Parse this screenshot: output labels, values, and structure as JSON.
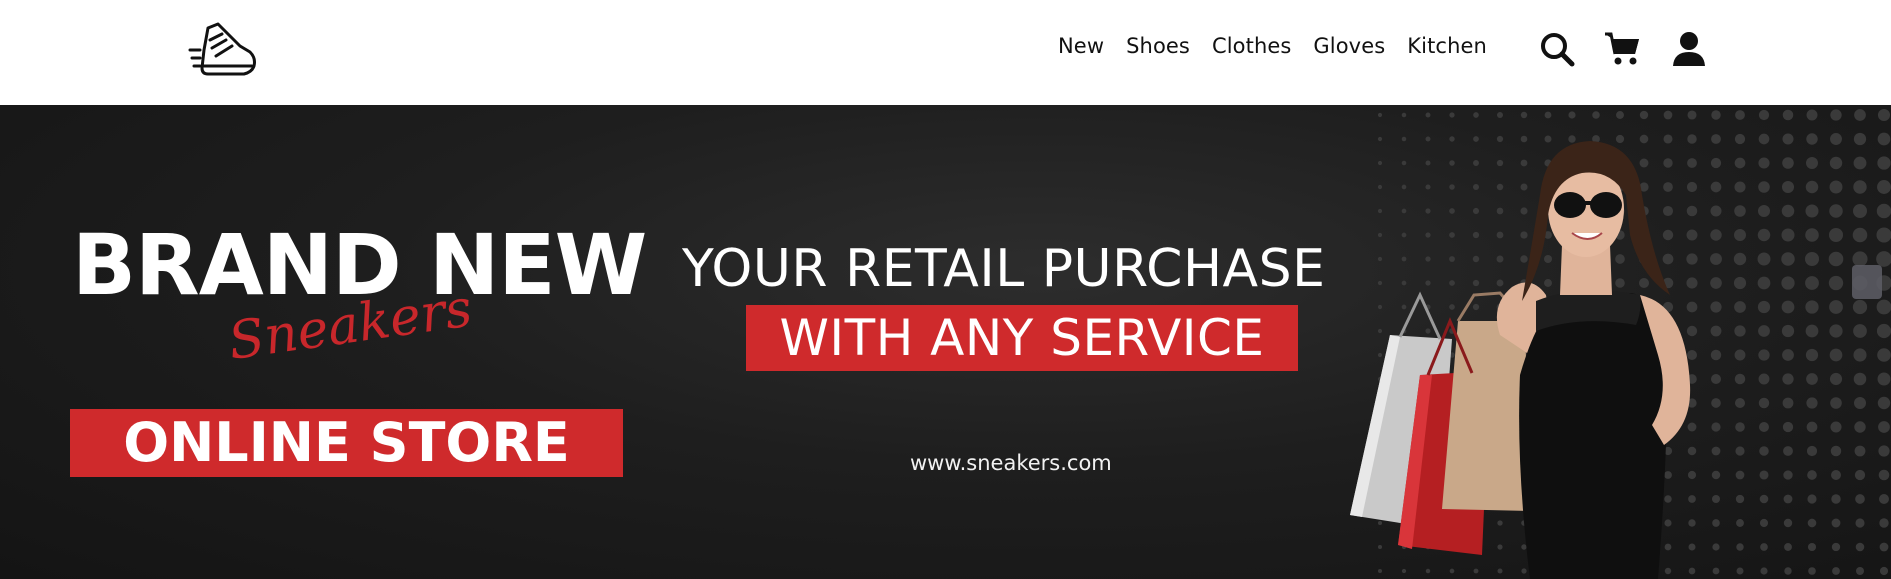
{
  "nav": {
    "logo": "sneaker-logo-icon",
    "links": [
      "New",
      "Shoes",
      "Clothes",
      "Gloves",
      "Kitchen"
    ],
    "icons": [
      "search-icon",
      "cart-icon",
      "user-icon"
    ]
  },
  "hero": {
    "headline": "BRAND NEW",
    "script": "Sneakers",
    "banner": "ONLINE STORE",
    "tagline_line1": "YOUR RETAIL PURCHASE",
    "tagline_line2": "WITH ANY SERVICE",
    "website": "www.sneakers.com",
    "accent_color": "#cf2a2c",
    "background_color": "#1c1c1c"
  }
}
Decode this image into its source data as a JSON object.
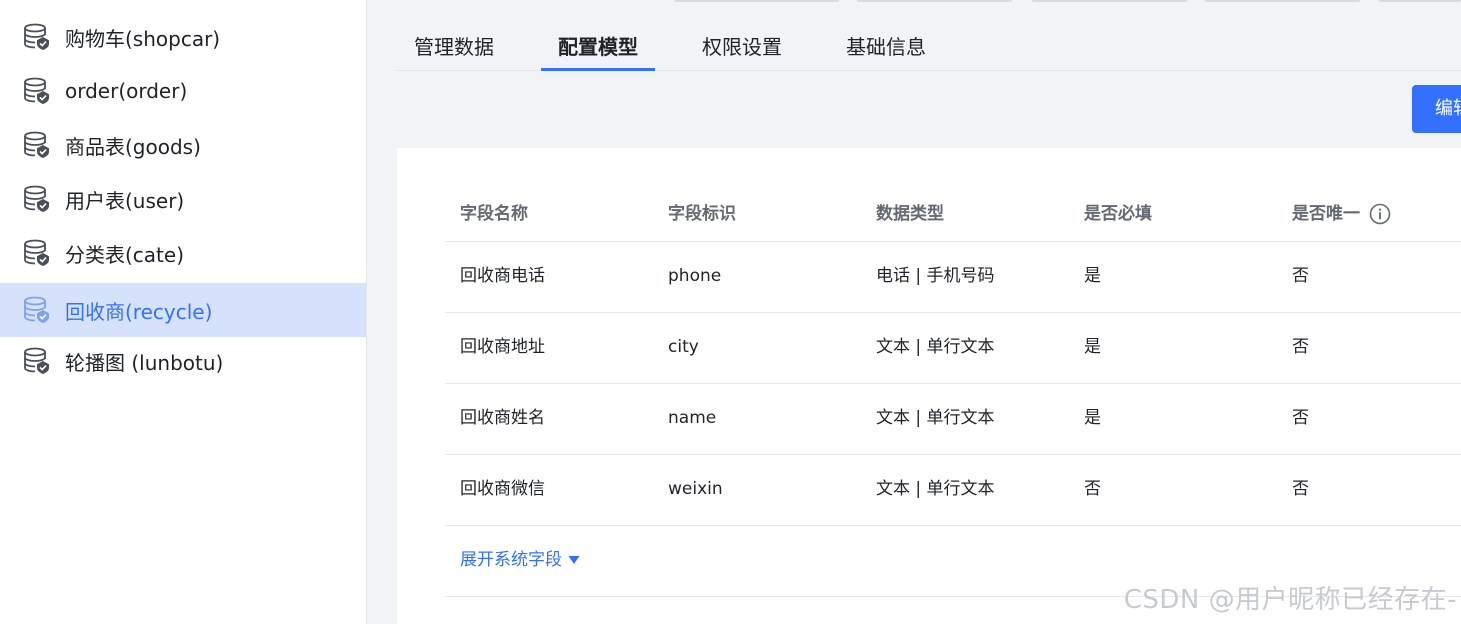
{
  "sidebar": {
    "items": [
      {
        "label": "购物车(shopcar)",
        "icon": "database-icon"
      },
      {
        "label": "order(order)",
        "icon": "database-icon"
      },
      {
        "label": "商品表(goods)",
        "icon": "database-icon"
      },
      {
        "label": "用户表(user)",
        "icon": "database-icon"
      },
      {
        "label": "分类表(cate)",
        "icon": "database-icon"
      },
      {
        "label": "回收商(recycle)",
        "icon": "database-icon",
        "active": true
      },
      {
        "label": "轮播图 (lunbotu)",
        "icon": "database-icon"
      }
    ]
  },
  "tabs": [
    {
      "label": "管理数据"
    },
    {
      "label": "配置模型",
      "active": true
    },
    {
      "label": "权限设置"
    },
    {
      "label": "基础信息"
    }
  ],
  "toolbar": {
    "edit_label": "编辑"
  },
  "table": {
    "headers": [
      "字段名称",
      "字段标识",
      "数据类型",
      "是否必填",
      "是否唯一"
    ],
    "rows": [
      [
        "回收商电话",
        "phone",
        "电话 | 手机号码",
        "是",
        "否"
      ],
      [
        "回收商地址",
        "city",
        "文本 | 单行文本",
        "是",
        "否"
      ],
      [
        "回收商姓名",
        "name",
        "文本 | 单行文本",
        "是",
        "否"
      ],
      [
        "回收商微信",
        "weixin",
        "文本 | 单行文本",
        "否",
        "否"
      ]
    ],
    "expand_label": "展开系统字段"
  },
  "watermark": "CSDN @用户昵称已经存在-",
  "colors": {
    "accent": "#3370ff",
    "active_bg": "#d6e2fb",
    "page_bg": "#f2f3f7"
  }
}
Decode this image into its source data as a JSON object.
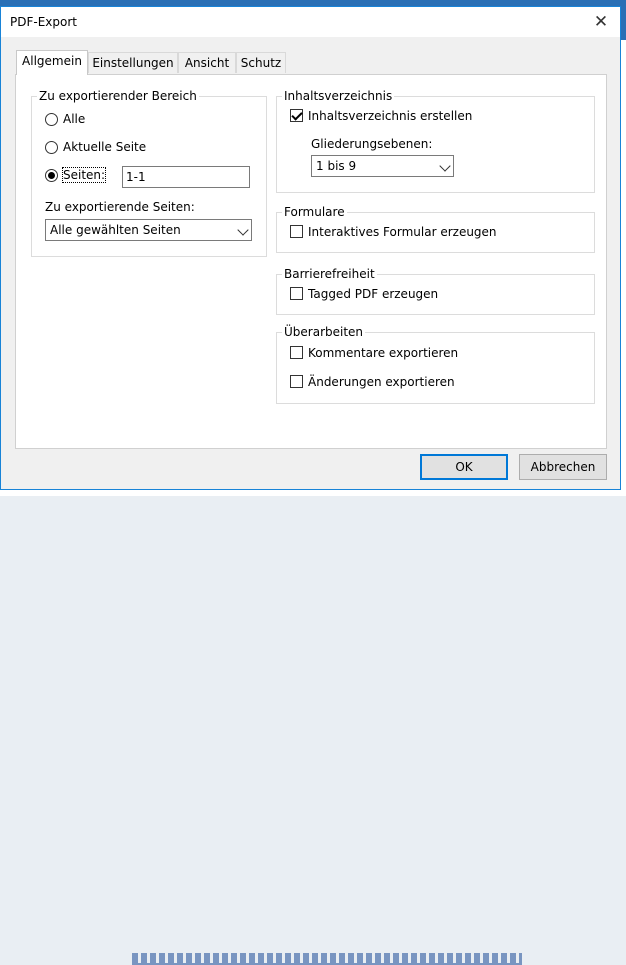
{
  "dialog": {
    "title": "PDF-Export"
  },
  "tabs": [
    "Allgemein",
    "Einstellungen",
    "Ansicht",
    "Schutz"
  ],
  "range": {
    "legend": "Zu exportierender Bereich",
    "options": [
      "Alle",
      "Aktuelle Seite",
      "Seiten:"
    ],
    "selected": "Seiten:",
    "pages_value": "1-1",
    "pages_to_export_label": "Zu exportierende Seiten:",
    "pages_to_export_value": "Alle gewählten Seiten"
  },
  "toc": {
    "legend": "Inhaltsverzeichnis",
    "create_label": "Inhaltsverzeichnis erstellen",
    "create_checked": true,
    "levels_label": "Gliederungsebenen:",
    "levels_value": "1 bis 9"
  },
  "forms": {
    "legend": "Formulare",
    "label": "Interaktives Formular erzeugen",
    "checked": false
  },
  "access": {
    "legend": "Barrierefreiheit",
    "label": "Tagged PDF erzeugen",
    "checked": false
  },
  "review": {
    "legend": "Überarbeiten",
    "comments_label": "Kommentare exportieren",
    "changes_label": "Änderungen exportieren"
  },
  "buttons": {
    "ok": "OK",
    "cancel": "Abbrechen"
  }
}
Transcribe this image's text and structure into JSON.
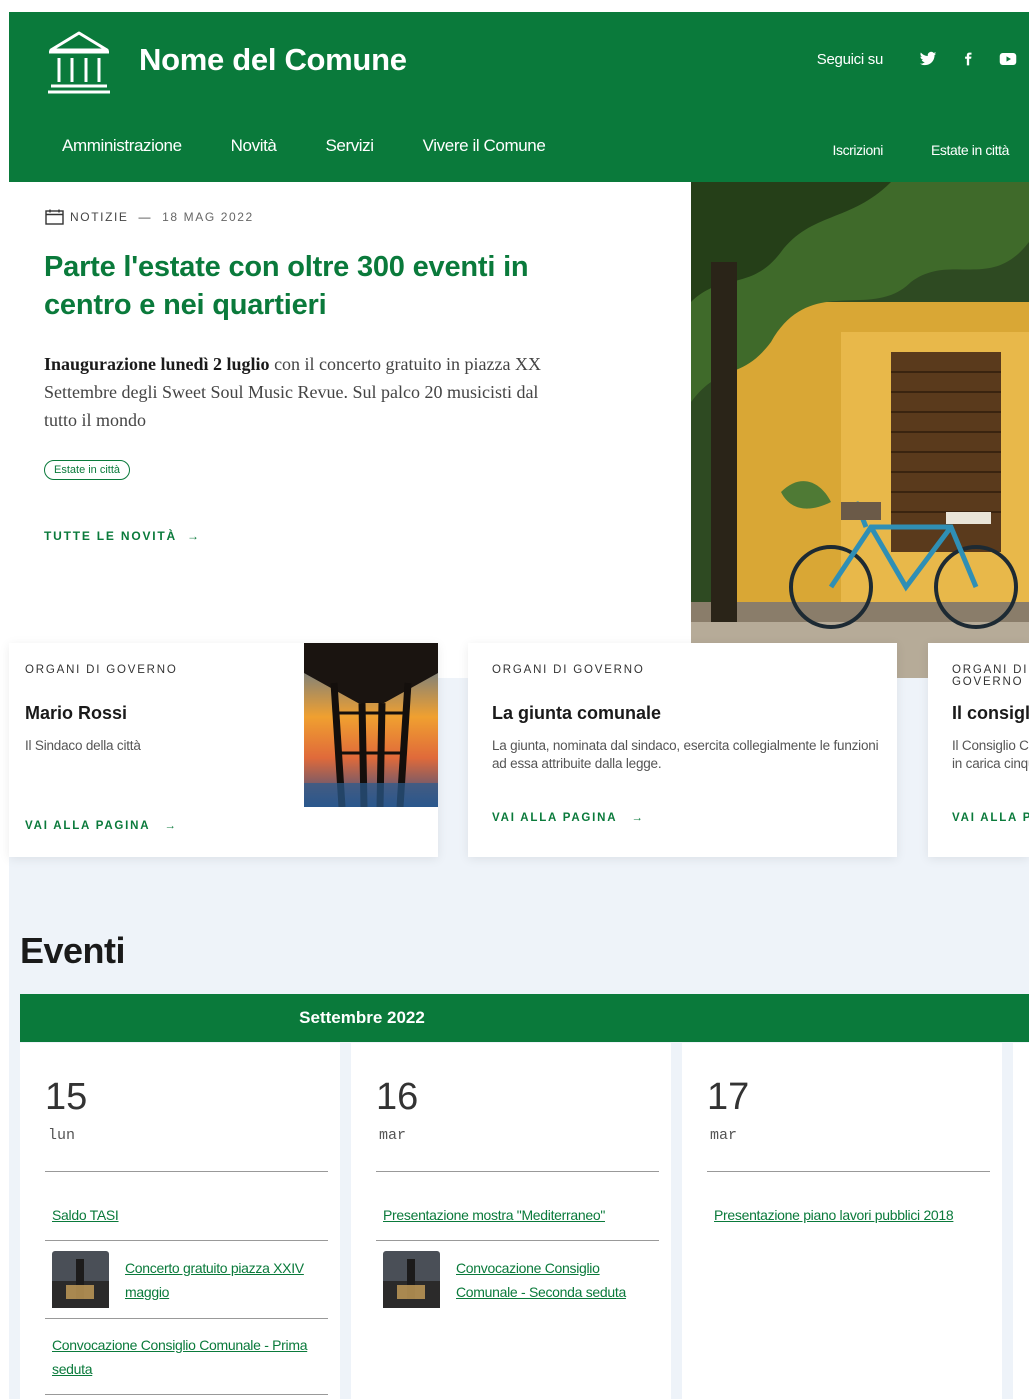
{
  "header": {
    "site_name": "Nome del Comune",
    "social_label": "Seguici su",
    "social_icons": [
      "twitter-icon",
      "facebook-icon",
      "youtube-icon"
    ],
    "nav": [
      "Amministrazione",
      "Novità",
      "Servizi",
      "Vivere il Comune"
    ],
    "nav_secondary": [
      "Iscrizioni",
      "Estate in città"
    ]
  },
  "hero": {
    "category": "NOTIZIE",
    "separator": "—",
    "date": "18 MAG 2022",
    "title": "Parte l'estate con oltre 300 eventi in centro e nei quartieri",
    "text_bold": "Inaugurazione lunedì 2 luglio",
    "text_rest": " con il concerto gratuito in piazza XX Settembre degli Sweet Soul Music Revue. Sul palco 20 musicisti dal tutto il mondo",
    "tag": "Estate in città",
    "more": "TUTTE LE NOVITÀ",
    "arrow": "→"
  },
  "cards": [
    {
      "category": "ORGANI DI GOVERNO",
      "title": "Mario Rossi",
      "description": "Il Sindaco della città",
      "link": "VAI ALLA PAGINA"
    },
    {
      "category": "ORGANI DI GOVERNO",
      "title": "La giunta comunale",
      "description": "La giunta, nominata dal sindaco, esercita collegialmente le funzioni ad essa attribuite dalla legge.",
      "link": "VAI ALLA PAGINA"
    },
    {
      "category": "ORGANI DI GOVERNO",
      "title": "Il consiglio comunale",
      "description": "Il Consiglio Comunale è eletto dai cittadini e rimane in carica cinque anni.",
      "link": "VAI ALLA PAGINA"
    }
  ],
  "events": {
    "title": "Eventi",
    "month": "Settembre 2022",
    "days": [
      {
        "number": "15",
        "name": "lun",
        "items": [
          {
            "text": "Saldo TASI",
            "image": false
          },
          {
            "text": "Concerto gratuito piazza XXIV maggio",
            "image": true
          },
          {
            "text": "Convocazione Consiglio Comunale - Prima seduta",
            "image": false
          }
        ]
      },
      {
        "number": "16",
        "name": "mar",
        "items": [
          {
            "text": "Presentazione mostra \"Mediterraneo\"",
            "image": false
          },
          {
            "text": "Convocazione Consiglio Comunale - Seconda seduta",
            "image": true
          }
        ]
      },
      {
        "number": "17",
        "name": "mar",
        "items": [
          {
            "text": "Presentazione piano lavori pubblici 2018",
            "image": false
          }
        ]
      }
    ]
  },
  "colors": {
    "primary": "#0a7a3b",
    "band": "#eef3f9"
  }
}
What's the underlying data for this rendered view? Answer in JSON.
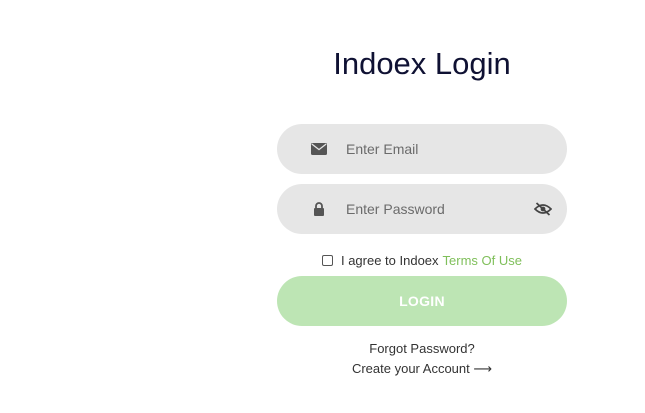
{
  "login": {
    "title": "Indoex Login",
    "email": {
      "placeholder": "Enter Email",
      "value": "",
      "icon": "envelope-icon"
    },
    "password": {
      "placeholder": "Enter Password",
      "value": "",
      "icon": "lock-icon",
      "toggle_icon": "eye-slash-icon"
    },
    "terms": {
      "checked": false,
      "text": "I agree to Indoex",
      "link_label": "Terms Of Use"
    },
    "login_button_label": "LOGIN",
    "forgot_password_label": "Forgot Password?",
    "create_account_label": "Create your Account",
    "create_account_arrow": "⟶"
  },
  "colors": {
    "title_text": "#0f1133",
    "field_background": "#e6e6e6",
    "terms_link": "#7fbf5a",
    "login_button_background": "#bde5b4",
    "login_button_text": "#ffffff"
  }
}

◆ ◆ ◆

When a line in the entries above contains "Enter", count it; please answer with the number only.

2